St Mark’s Church, Kennington, is an Anglican church in Kennington, London. The church is a Commissioners’ church originally
receiving a grant from the Church Building Commission towards its
The architect was David R. Roper and the total cost of the church,
including the land and other expenses, was £22,720. This was paid partly
by the local parishioners and partly by Parliament through a grant known as
“The Million Fund”.
From 1879 to 1889, the Vicar of St Mark’s was The Rev. Henry
Montgomery (1847-1932), a clergyman who had been born into an Ulster
Scots family in Cawnpore. He later served as Bishop of Tasmania. His son,
who was born in Kennington, was Field Marshal The 1st Viscount
Montgomery of Alamein.
The church stands prominently opposite the Oval tube station and close to

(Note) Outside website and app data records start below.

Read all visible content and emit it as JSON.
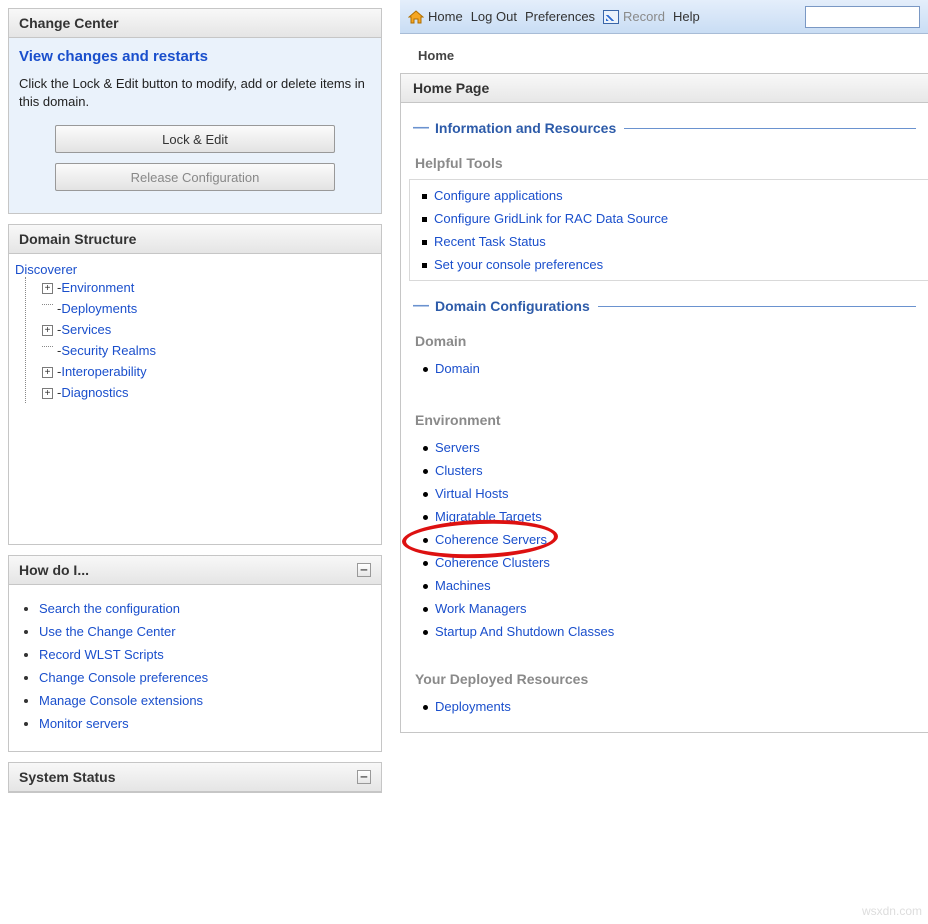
{
  "change_center": {
    "title": "Change Center",
    "view_link": "View changes and restarts",
    "hint": "Click the Lock & Edit button to modify, add or delete items in this domain.",
    "lock_btn": "Lock & Edit",
    "release_btn": "Release Configuration"
  },
  "domain_structure": {
    "title": "Domain Structure",
    "root": "Discoverer",
    "nodes": [
      {
        "label": "Environment",
        "expandable": true
      },
      {
        "label": "Deployments",
        "expandable": false
      },
      {
        "label": "Services",
        "expandable": true
      },
      {
        "label": "Security Realms",
        "expandable": false
      },
      {
        "label": "Interoperability",
        "expandable": true
      },
      {
        "label": "Diagnostics",
        "expandable": true
      }
    ]
  },
  "how_do_i": {
    "title": "How do I...",
    "items": [
      "Search the configuration",
      "Use the Change Center",
      "Record WLST Scripts",
      "Change Console preferences",
      "Manage Console extensions",
      "Monitor servers"
    ]
  },
  "system_status": {
    "title": "System Status"
  },
  "topbar": {
    "home": "Home",
    "logout": "Log Out",
    "prefs": "Preferences",
    "record": "Record",
    "help": "Help"
  },
  "breadcrumb": "Home",
  "page_title": "Home Page",
  "sections": {
    "info": {
      "title": "Information and Resources",
      "helpful_title": "Helpful Tools",
      "helpful_items": [
        "Configure applications",
        "Configure GridLink for RAC Data Source",
        "Recent Task Status",
        "Set your console preferences"
      ]
    },
    "domain_cfg": {
      "title": "Domain Configurations",
      "domain_title": "Domain",
      "domain_items": [
        "Domain"
      ],
      "env_title": "Environment",
      "env_items": [
        "Servers",
        "Clusters",
        "Virtual Hosts",
        "Migratable Targets",
        "Coherence Servers",
        "Coherence Clusters",
        "Machines",
        "Work Managers",
        "Startup And Shutdown Classes"
      ],
      "deployed_title": "Your Deployed Resources",
      "deployed_items": [
        "Deployments"
      ]
    }
  },
  "watermark": "wsxdn.com"
}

the world famous cricket ground.
The Georgian church is typical of the period with classical columns dressing
an ornate entrance and the church stands in its own grounds commanding
a large corner site. Inside the church has been segmented with a floor

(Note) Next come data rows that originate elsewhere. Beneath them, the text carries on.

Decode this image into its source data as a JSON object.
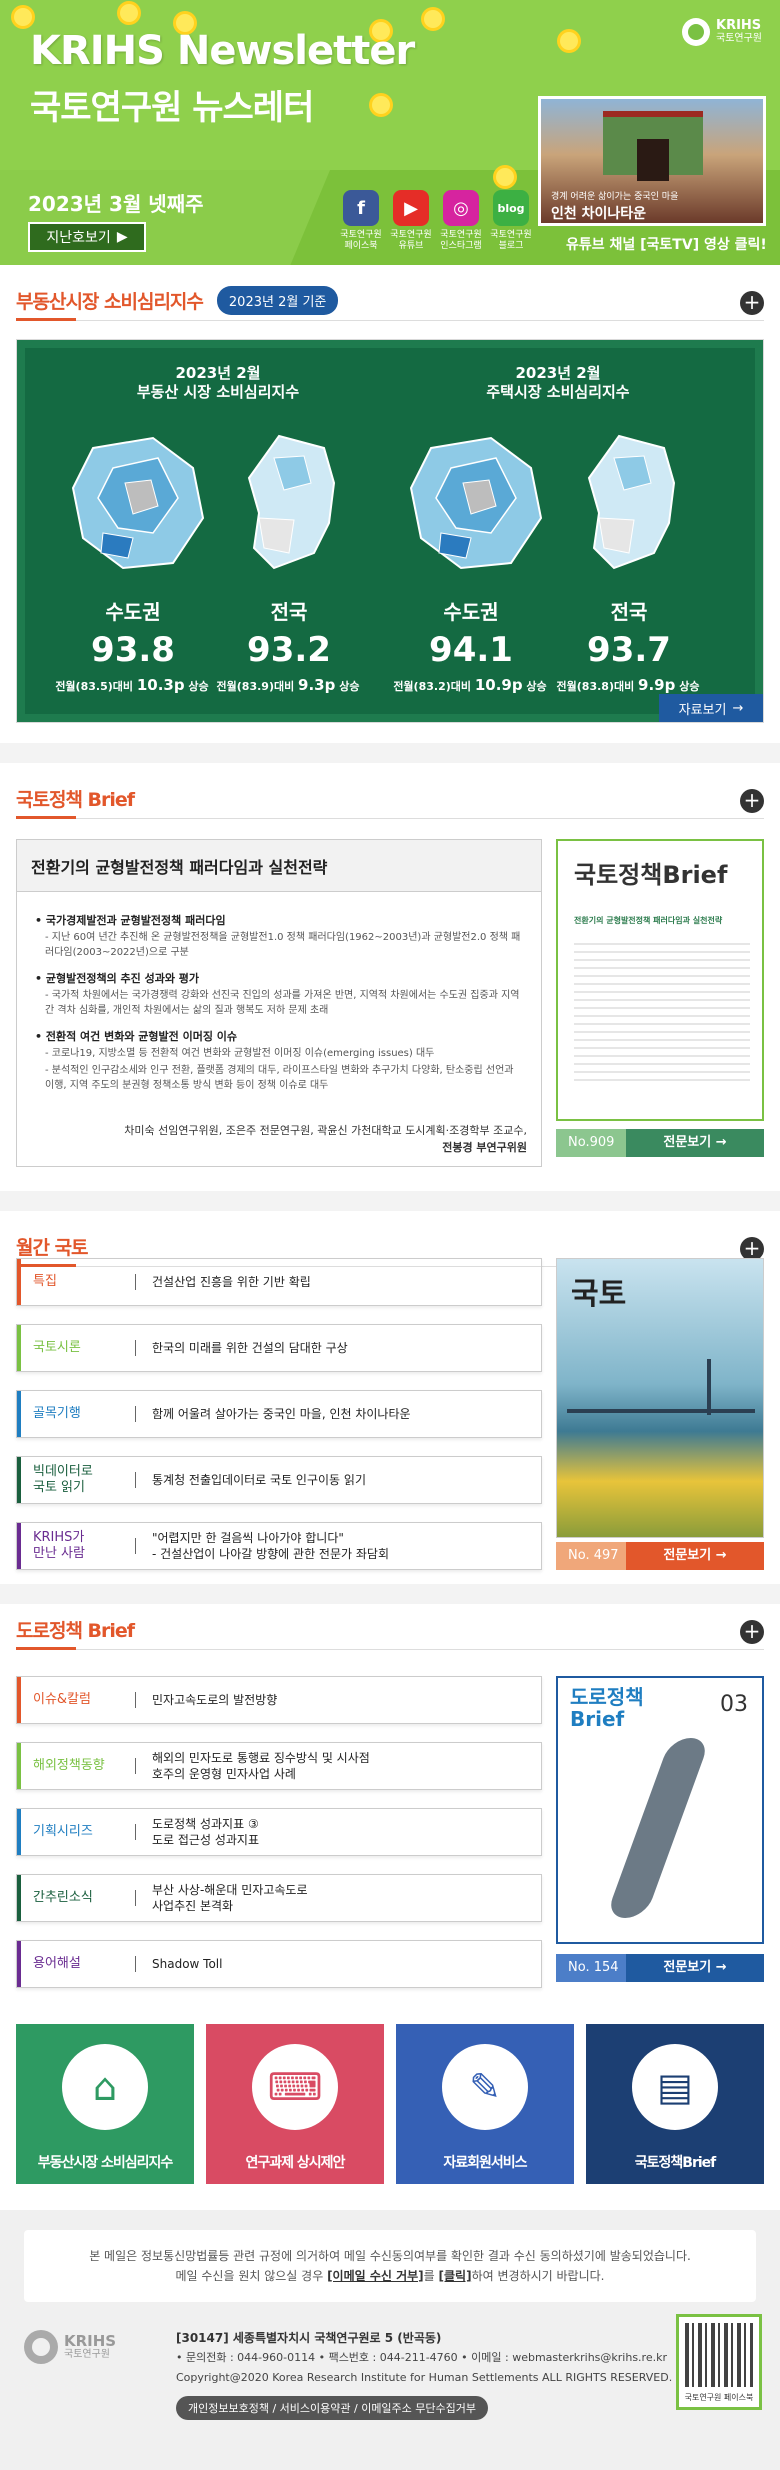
{
  "header": {
    "title": "KRIHS Newsletter",
    "subtitle": "국토연구원 뉴스레터",
    "date": "2023년 3월 넷째주",
    "prev_button": "지난호보기",
    "logo_en": "KRIHS",
    "logo_ko": "국토연구원",
    "social": [
      {
        "label": "국토연구원\n페이스북",
        "glyph": "f",
        "color": "#3b5998"
      },
      {
        "label": "국토연구원\n유튜브",
        "glyph": "▶",
        "color": "#e52d27"
      },
      {
        "label": "국토연구원\n인스타그램",
        "glyph": "◎",
        "color": "#d6249f"
      },
      {
        "label": "국토연구원\n블로그",
        "glyph": "blog",
        "color": "#3cb043"
      }
    ],
    "photo_caption_small": "경계 어려운 삶이가는 중국인 마을",
    "photo_caption_big": "인천 차이나타운",
    "youtube_text": "유튜브 채널 [국토TV] 영상 클릭!"
  },
  "survey": {
    "section_title": "부동산시장 소비심리지수",
    "badge": "2023년 2월 기준",
    "left_heading": "2023년 2월\n부동산 시장 소비심리지수",
    "right_heading": "2023년 2월\n주택시장 소비심리지수",
    "panels": [
      {
        "region": "수도권",
        "value": "93.8",
        "note_a": "전월(83.5)대비",
        "note_b": "10.3p",
        "note_c": "상승"
      },
      {
        "region": "전국",
        "value": "93.2",
        "note_a": "전월(83.9)대비",
        "note_b": "9.3p",
        "note_c": "상승"
      },
      {
        "region": "수도권",
        "value": "94.1",
        "note_a": "전월(83.2)대비",
        "note_b": "10.9p",
        "note_c": "상승"
      },
      {
        "region": "전국",
        "value": "93.7",
        "note_a": "전월(83.8)대비",
        "note_b": "9.9p",
        "note_c": "상승"
      }
    ],
    "more": "자료보기"
  },
  "brief": {
    "section_title": "국토정책 Brief",
    "headline": "전환기의 균형발전정책 패러다임과 실천전략",
    "items": [
      {
        "title": "국가경제발전과 균형발전정책 패러다임",
        "text": "- 지난 60여 년간 추진해 온 균형발전정책을 균형발전1.0 정책 패러다임(1962~2003년)과 균형발전2.0 정책 패러다임(2003~2022년)으로 구분"
      },
      {
        "title": "균형발전정책의 추진 성과와 평가",
        "text": "- 국가적 차원에서는 국가경쟁력 강화와 선진국 진입의 성과를 가져온 반면, 지역적 차원에서는 수도권 집중과 지역 간 격차 심화를, 개인적 차원에서는 삶의 질과 행복도 저하 문제 초래"
      },
      {
        "title": "전환적 여건 변화와 균형발전 이머징 이슈",
        "text": "- 코로나19, 지방소멸 등 전환적 여건 변화와 균형발전 이머징 이슈(emerging issues) 대두\n- 분석적인 인구감소세와 인구 전환, 플랫폼 경제의 대두, 라이프스타일 변화와 추구가치 다양화, 탄소중립 선언과 이행, 지역 주도의 분권형 정책소통 방식 변화 등이 정책 이슈로 대두"
      }
    ],
    "authors_line1": "차미숙 선임연구위원, 조은주 전문연구원, 곽윤신 가천대학교 도시계획·조경학부 조교수,",
    "authors_line2": "전봉경 부연구위원",
    "cover_title": "국토정책Brief",
    "cover_subtitle": "전환기의 균형발전정책 패러다임과 실천전략",
    "issue": "No.909",
    "view": "전문보기"
  },
  "monthly": {
    "section_title": "월간 국토",
    "rows": [
      {
        "cat": "특집",
        "val": "건설산업 진흥을 위한 기반 확립",
        "color": "#e2572b"
      },
      {
        "cat": "국토시론",
        "val": "한국의 미래를 위한 건설의 담대한 구상",
        "color": "#7ac143"
      },
      {
        "cat": "골목기행",
        "val": "함께 어울려 살아가는 중국인 마을, 인천 차이나타운",
        "color": "#1f7ec1"
      },
      {
        "cat": "빅데이터로\n국토 읽기",
        "val": "통계청 전출입데이터로 국토 인구이동 읽기",
        "color": "#1a5f3e"
      },
      {
        "cat": "KRIHS가\n만난 사람",
        "val": "\"어렵지만 한 걸음씩 나아가야 합니다\"\n-  건설산업이 나아갈 방향에 관한 전문가 좌담회",
        "color": "#6a2c91"
      }
    ],
    "cover_title": "국토",
    "issue": "No. 497",
    "view": "전문보기"
  },
  "road": {
    "section_title": "도로정책 Brief",
    "rows": [
      {
        "cat": "이슈&칼럼",
        "val": "민자고속도로의 발전방향",
        "color": "#e2572b"
      },
      {
        "cat": "해외정책동향",
        "val": "해외의 민자도로 통행료 징수방식 및 시사점\n호주의 운영형 민자사업 사례",
        "color": "#7ac143"
      },
      {
        "cat": "기획시리즈",
        "val": "도로정책 성과지표 ③\n도로 접근성 성과지표",
        "color": "#1f7ec1"
      },
      {
        "cat": "간추린소식",
        "val": "부산 사상-해운대 민자고속도로\n사업추진 본격화",
        "color": "#1a5f3e"
      },
      {
        "cat": "용어해설",
        "val": "Shadow Toll",
        "color": "#6a2c91"
      }
    ],
    "cover_title": "도로정책\nBrief",
    "cover_no": "03",
    "issue": "No. 154",
    "view": "전문보기"
  },
  "tiles": [
    {
      "label": "부동산시장 소비심리지수",
      "icon": "house-coin-icon",
      "glyph": "⌂",
      "color": "#2e9a62"
    },
    {
      "label": "연구과제 상시제안",
      "icon": "keyboard-icon",
      "glyph": "⌨",
      "color": "#d94b63"
    },
    {
      "label": "자료회원서비스",
      "icon": "notepad-icon",
      "glyph": "✎",
      "color": "#3560b5"
    },
    {
      "label": "국토정책Brief",
      "icon": "brief-icon",
      "glyph": "▤",
      "color": "#1c3f73"
    }
  ],
  "footer": {
    "notice_line1": "본 메일은 정보통신망법률등 관련 규정에 의거하여 메일 수신동의여부를 확인한 결과 수신 동의하셨기에 발송되었습니다.",
    "notice_pre": "메일 수신을 원치 않으실 경우 ",
    "notice_unsub": "[이메일 수신 거부]",
    "notice_mid": "를 ",
    "notice_click": "[클릭]",
    "notice_post": "하여 변경하시기 바랍니다.",
    "address": "[30147] 세종특별자치시 국책연구원로 5 (반곡동)",
    "contacts": "• 문의전화 : 044-960-0114   • 팩스번호 : 044-211-4760   • 이메일 : webmasterkrihs@krihs.re.kr",
    "copyright": "Copyright@2020 Korea Research Institute for Human Settlements ALL RIGHTS RESERVED.",
    "links": "개인정보보호정책 / 서비스이용약관 / 이메일주소 무단수집거부",
    "logo_en": "KRIHS",
    "logo_ko": "국토연구원",
    "qr_caption": "국토연구원 페이스북"
  }
}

being fitted at the upper gallery level. The upstairs area now consists of
many offices,meeting rooms and a large communal area.

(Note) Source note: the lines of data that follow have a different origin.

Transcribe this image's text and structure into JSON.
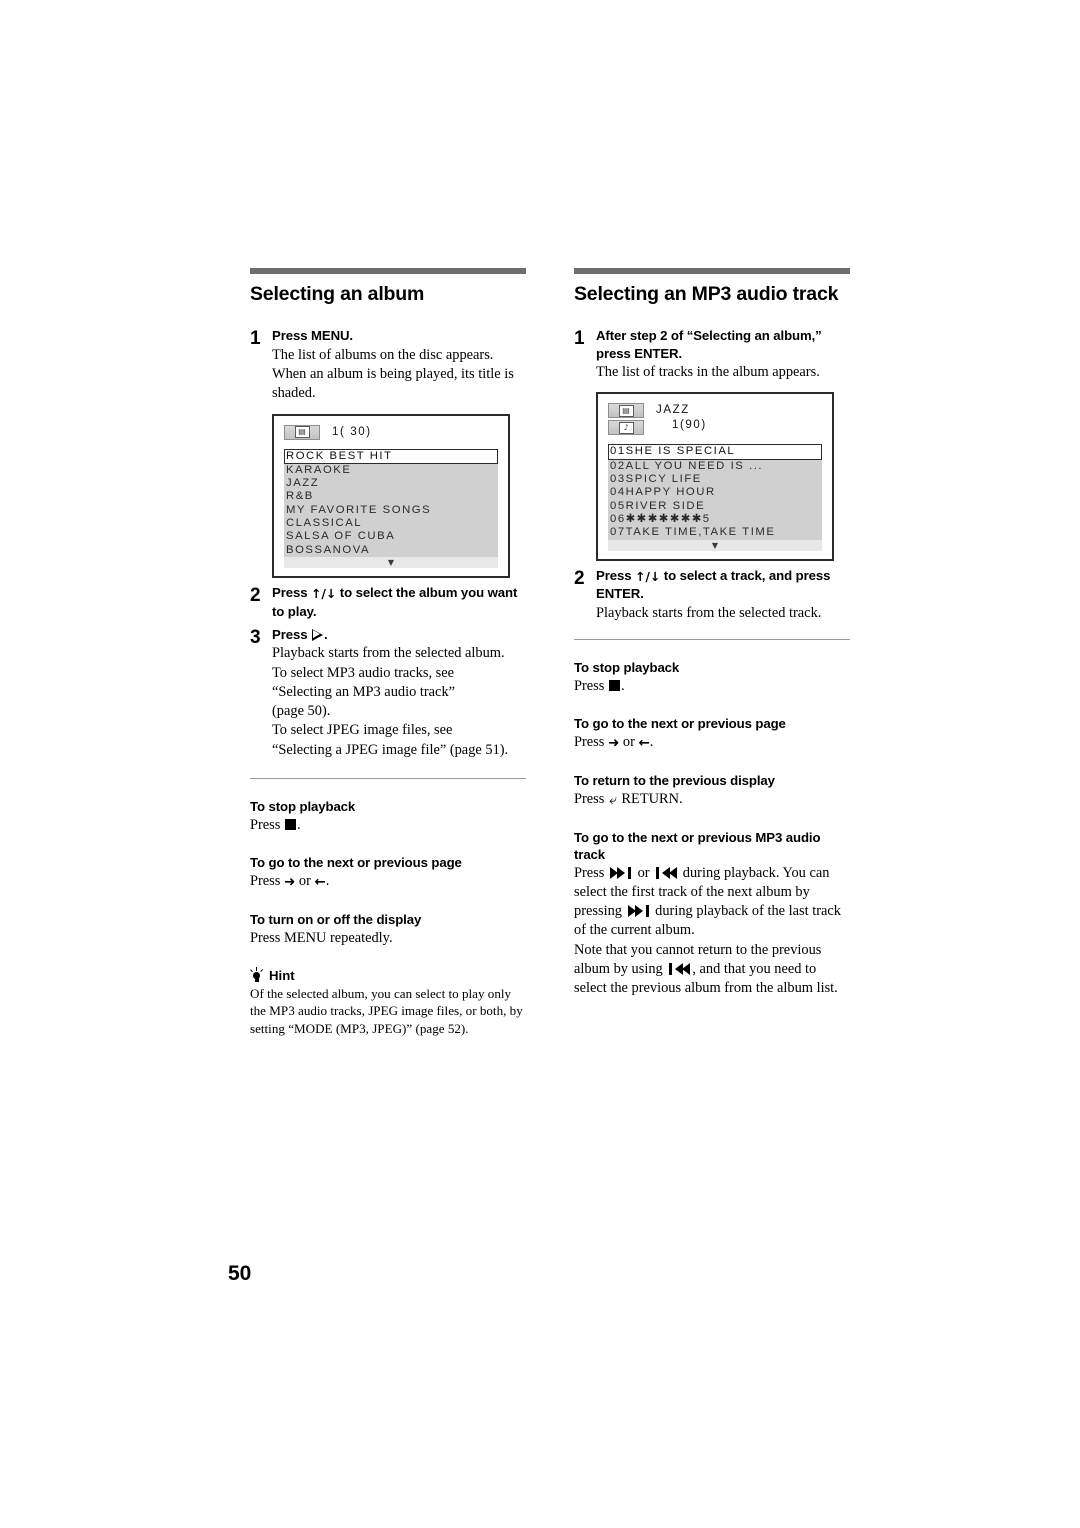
{
  "page": {
    "folio": "50"
  },
  "left_column": {
    "heading": "Selecting an album",
    "step1": {
      "num": "1",
      "head": "Press MENU.",
      "text": "The list of albums on the disc appears. When an album is being played, its title is shaded."
    },
    "lcd": {
      "icon_album": "album-folder-icon",
      "meta_line1": "1( 30)",
      "rows": [
        "ROCK BEST HIT",
        "KARAOKE",
        "JAZZ",
        "R&B",
        "MY FAVORITE SONGS",
        "CLASSICAL",
        "SALSA OF CUBA",
        "BOSSANOVA"
      ],
      "selected_index": 0,
      "scroll_glyph": "▼"
    },
    "step2": {
      "num": "2",
      "head_pre": "Press ",
      "head_sym": "↑/↓",
      "head_post": " to select the album you want to play."
    },
    "step3": {
      "num": "3",
      "head_pre": "Press ",
      "head_post": ".",
      "text_lines": [
        "Playback starts from the selected album.",
        "To select MP3 audio tracks, see",
        "“Selecting an MP3 audio track”",
        "(page 50).",
        "To select JPEG image files, see",
        "“Selecting a JPEG image file” (page 51)."
      ]
    },
    "sections": [
      {
        "head": "To stop playback",
        "body_pre": "Press ",
        "body_post": "."
      },
      {
        "head": "To go to the next or previous page",
        "body_pre": "Press ",
        "body_mid": " or ",
        "body_post": "."
      },
      {
        "head": "To turn on or off the display",
        "body": "Press MENU repeatedly."
      }
    ],
    "hint": {
      "label": "Hint",
      "icon": "lightbulb-icon",
      "text": "Of the selected album, you can select to play only the MP3 audio tracks, JPEG image files, or both, by setting “MODE (MP3, JPEG)” (page 52)."
    }
  },
  "right_column": {
    "heading": "Selecting an MP3 audio track",
    "step1": {
      "num": "1",
      "head": "After step 2 of “Selecting an album,” press ENTER.",
      "text": "The list of tracks in the album appears."
    },
    "lcd": {
      "icon_album": "album-folder-icon",
      "icon_track": "music-note-icon",
      "meta_line1": "JAZZ",
      "meta_line2": "1(90)",
      "rows": [
        "01SHE IS SPECIAL",
        "02ALL YOU NEED IS ...",
        "03SPICY LIFE",
        "04HAPPY HOUR",
        "05RIVER SIDE",
        "06✱✱✱✱✱✱✱5",
        "07TAKE TIME,TAKE TIME"
      ],
      "selected_index": 0,
      "scroll_glyph": "▼"
    },
    "step2": {
      "num": "2",
      "head_pre": "Press ",
      "head_sym": "↑/↓",
      "head_post": " to select a track, and press ENTER.",
      "text": "Playback starts from the selected track."
    },
    "sections": [
      {
        "head": "To stop playback",
        "body_pre": "Press ",
        "body_post": "."
      },
      {
        "head": "To go to the next or previous page",
        "body_pre": "Press ",
        "body_mid": " or ",
        "body_post": "."
      },
      {
        "head": "To return to the previous display",
        "body_pre": "Press ",
        "body_post": " RETURN."
      },
      {
        "head": "To go to the next or previous MP3 audio track",
        "body_p1a": "Press ",
        "body_p1b": " or ",
        "body_p1c": " during playback. You can select the first track of the next album by pressing ",
        "body_p1d": " during playback of the last track of the current album.",
        "body_p2a": "Note that you cannot return to the previous album by using ",
        "body_p2b": ", and that you need to select the previous album from the album list."
      }
    ]
  },
  "colors": {
    "rule": "#6e6e6e",
    "thin_rule": "#9a9a9a",
    "lcd_border": "#2b2b2b",
    "lcd_list_bg": "#d0d0d0"
  }
}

The worship area remains at ground level, and below ground level is a crypt
and cafe area.
The heating system therefore had to be flexible enough to meet the
demands of all areas both individuality and collectively. It also needed to be
responsive and economic. The initial design of this system was prepared
by Martin Dow of EngDesign London and we worked closely with them in
delivering a suitable solution to St Marks heating requirements
- Low pressure hot water system in four zones
- Operating in 3 zones with a total of 38 radiators
- 2 Potterton Sirius wall mounted condensing boilers with sequencing controls
- Minster type 22 radiators in the office area and crypt with type 33 radiators in teh worship area
- Churchwarden 37 wifi controller used to give maximum flexibility and economy whilst being operable from anywhere in the world